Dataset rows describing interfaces
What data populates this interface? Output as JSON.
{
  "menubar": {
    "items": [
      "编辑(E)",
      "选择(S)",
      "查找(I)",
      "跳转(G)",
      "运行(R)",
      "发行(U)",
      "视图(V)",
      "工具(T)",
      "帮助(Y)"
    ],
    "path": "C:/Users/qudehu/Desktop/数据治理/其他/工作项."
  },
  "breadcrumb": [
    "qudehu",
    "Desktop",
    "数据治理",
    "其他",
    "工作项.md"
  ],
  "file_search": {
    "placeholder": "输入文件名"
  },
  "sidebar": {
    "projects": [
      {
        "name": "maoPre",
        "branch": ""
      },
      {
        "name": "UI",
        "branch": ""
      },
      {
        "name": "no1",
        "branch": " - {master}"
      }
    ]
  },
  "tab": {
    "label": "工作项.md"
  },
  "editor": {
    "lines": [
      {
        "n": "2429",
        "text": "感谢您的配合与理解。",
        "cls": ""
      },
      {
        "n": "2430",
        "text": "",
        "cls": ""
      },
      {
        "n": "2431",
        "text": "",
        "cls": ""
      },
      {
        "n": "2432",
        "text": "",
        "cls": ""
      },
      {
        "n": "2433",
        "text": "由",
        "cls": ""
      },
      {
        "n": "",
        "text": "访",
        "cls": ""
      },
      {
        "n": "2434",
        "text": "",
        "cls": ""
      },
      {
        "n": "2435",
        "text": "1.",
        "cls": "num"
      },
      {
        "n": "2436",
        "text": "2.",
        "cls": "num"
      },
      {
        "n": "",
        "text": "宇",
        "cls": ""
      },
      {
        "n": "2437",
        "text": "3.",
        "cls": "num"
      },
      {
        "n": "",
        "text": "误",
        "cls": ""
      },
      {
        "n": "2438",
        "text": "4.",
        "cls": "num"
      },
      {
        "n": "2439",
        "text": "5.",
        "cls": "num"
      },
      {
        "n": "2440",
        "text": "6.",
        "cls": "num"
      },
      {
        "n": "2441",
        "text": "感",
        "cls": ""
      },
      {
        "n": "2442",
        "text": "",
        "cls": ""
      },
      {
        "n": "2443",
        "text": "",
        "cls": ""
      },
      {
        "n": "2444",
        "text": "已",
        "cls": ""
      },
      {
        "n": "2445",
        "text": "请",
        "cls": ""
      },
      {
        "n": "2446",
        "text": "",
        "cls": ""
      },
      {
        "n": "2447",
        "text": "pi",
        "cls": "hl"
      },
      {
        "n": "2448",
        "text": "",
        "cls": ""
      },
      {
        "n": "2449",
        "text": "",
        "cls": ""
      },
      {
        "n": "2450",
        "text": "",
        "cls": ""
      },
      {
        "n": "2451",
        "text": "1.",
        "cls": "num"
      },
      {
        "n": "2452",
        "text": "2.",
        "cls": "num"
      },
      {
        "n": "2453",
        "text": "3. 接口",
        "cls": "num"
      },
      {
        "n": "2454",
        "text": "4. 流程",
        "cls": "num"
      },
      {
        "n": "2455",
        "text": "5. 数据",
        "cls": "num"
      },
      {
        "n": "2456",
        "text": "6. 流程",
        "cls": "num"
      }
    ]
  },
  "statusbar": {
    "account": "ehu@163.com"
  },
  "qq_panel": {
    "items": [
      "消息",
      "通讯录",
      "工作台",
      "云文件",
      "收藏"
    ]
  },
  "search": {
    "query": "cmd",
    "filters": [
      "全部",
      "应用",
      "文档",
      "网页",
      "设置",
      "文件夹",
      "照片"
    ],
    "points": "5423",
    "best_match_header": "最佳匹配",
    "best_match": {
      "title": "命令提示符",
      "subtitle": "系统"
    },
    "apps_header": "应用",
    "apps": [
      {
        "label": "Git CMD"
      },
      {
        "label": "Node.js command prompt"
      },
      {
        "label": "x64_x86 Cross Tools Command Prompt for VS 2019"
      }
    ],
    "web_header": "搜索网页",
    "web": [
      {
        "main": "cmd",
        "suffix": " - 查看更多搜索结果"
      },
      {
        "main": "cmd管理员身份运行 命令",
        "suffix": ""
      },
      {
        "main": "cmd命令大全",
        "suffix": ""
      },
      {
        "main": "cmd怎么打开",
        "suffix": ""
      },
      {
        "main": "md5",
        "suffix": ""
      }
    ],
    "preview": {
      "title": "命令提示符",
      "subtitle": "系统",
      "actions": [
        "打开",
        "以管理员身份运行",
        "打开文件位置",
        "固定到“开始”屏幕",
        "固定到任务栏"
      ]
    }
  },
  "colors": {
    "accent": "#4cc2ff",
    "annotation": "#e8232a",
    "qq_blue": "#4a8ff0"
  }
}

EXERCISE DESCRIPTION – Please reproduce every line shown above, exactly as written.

ANSWER SPACE –
What data populates this interface? Output as JSON.
{
  "menubar": {
    "items": [
      "编辑(E)",
      "选择(S)",
      "查找(I)",
      "跳转(G)",
      "运行(R)",
      "发行(U)",
      "视图(V)",
      "工具(T)",
      "帮助(Y)"
    ],
    "path": "C:/Users/qudehu/Desktop/数据治理/其他/工作项."
  },
  "breadcrumb": [
    "qudehu",
    "Desktop",
    "数据治理",
    "其他",
    "工作项.md"
  ],
  "file_search": {
    "placeholder": "输入文件名"
  },
  "sidebar": {
    "projects": [
      {
        "name": "maoPre",
        "branch": ""
      },
      {
        "name": "UI",
        "branch": ""
      },
      {
        "name": "no1",
        "branch": " - {master}"
      }
    ]
  },
  "tab": {
    "label": "工作项.md"
  },
  "editor": {
    "lines": [
      {
        "n": "2429",
        "text": "感谢您的配合与理解。",
        "cls": ""
      },
      {
        "n": "2430",
        "text": "",
        "cls": ""
      },
      {
        "n": "2431",
        "text": "",
        "cls": ""
      },
      {
        "n": "2432",
        "text": "",
        "cls": ""
      },
      {
        "n": "2433",
        "text": "由",
        "cls": ""
      },
      {
        "n": "",
        "text": "访",
        "cls": ""
      },
      {
        "n": "2434",
        "text": "",
        "cls": ""
      },
      {
        "n": "2435",
        "text": "1.",
        "cls": "num"
      },
      {
        "n": "2436",
        "text": "2.",
        "cls": "num"
      },
      {
        "n": "",
        "text": "宇",
        "cls": ""
      },
      {
        "n": "2437",
        "text": "3.",
        "cls": "num"
      },
      {
        "n": "",
        "text": "误",
        "cls": ""
      },
      {
        "n": "2438",
        "text": "4.",
        "cls": "num"
      },
      {
        "n": "2439",
        "text": "5.",
        "cls": "num"
      },
      {
        "n": "2440",
        "text": "6.",
        "cls": "num"
      },
      {
        "n": "2441",
        "text": "感",
        "cls": ""
      },
      {
        "n": "2442",
        "text": "",
        "cls": ""
      },
      {
        "n": "2443",
        "text": "",
        "cls": ""
      },
      {
        "n": "2444",
        "text": "已",
        "cls": ""
      },
      {
        "n": "2445",
        "text": "请",
        "cls": ""
      },
      {
        "n": "2446",
        "text": "",
        "cls": ""
      },
      {
        "n": "2447",
        "text": "pi",
        "cls": "hl"
      },
      {
        "n": "2448",
        "text": "",
        "cls": ""
      },
      {
        "n": "2449",
        "text": "",
        "cls": ""
      },
      {
        "n": "2450",
        "text": "",
        "cls": ""
      },
      {
        "n": "2451",
        "text": "1.",
        "cls": "num"
      },
      {
        "n": "2452",
        "text": "2.",
        "cls": "num"
      },
      {
        "n": "2453",
        "text": "3. 接口",
        "cls": "num"
      },
      {
        "n": "2454",
        "text": "4. 流程",
        "cls": "num"
      },
      {
        "n": "2455",
        "text": "5. 数据",
        "cls": "num"
      },
      {
        "n": "2456",
        "text": "6. 流程",
        "cls": "num"
      }
    ]
  },
  "statusbar": {
    "account": "ehu@163.com"
  },
  "qq_panel": {
    "items": [
      "消息",
      "通讯录",
      "工作台",
      "云文件",
      "收藏"
    ]
  },
  "search": {
    "query": "cmd",
    "filters": [
      "全部",
      "应用",
      "文档",
      "网页",
      "设置",
      "文件夹",
      "照片"
    ],
    "points": "5423",
    "best_match_header": "最佳匹配",
    "best_match": {
      "title": "命令提示符",
      "subtitle": "系统"
    },
    "apps_header": "应用",
    "apps": [
      {
        "label": "Git CMD"
      },
      {
        "label": "Node.js command prompt"
      },
      {
        "label": "x64_x86 Cross Tools Command Prompt for VS 2019"
      }
    ],
    "web_header": "搜索网页",
    "web": [
      {
        "main": "cmd",
        "suffix": " - 查看更多搜索结果"
      },
      {
        "main": "cmd管理员身份运行 命令",
        "suffix": ""
      },
      {
        "main": "cmd命令大全",
        "suffix": ""
      },
      {
        "main": "cmd怎么打开",
        "suffix": ""
      },
      {
        "main": "md5",
        "suffix": ""
      }
    ],
    "preview": {
      "title": "命令提示符",
      "subtitle": "系统",
      "actions": [
        "打开",
        "以管理员身份运行",
        "打开文件位置",
        "固定到“开始”屏幕",
        "固定到任务栏"
      ]
    }
  },
  "colors": {
    "accent": "#4cc2ff",
    "annotation": "#e8232a",
    "qq_blue": "#4a8ff0"
  }
}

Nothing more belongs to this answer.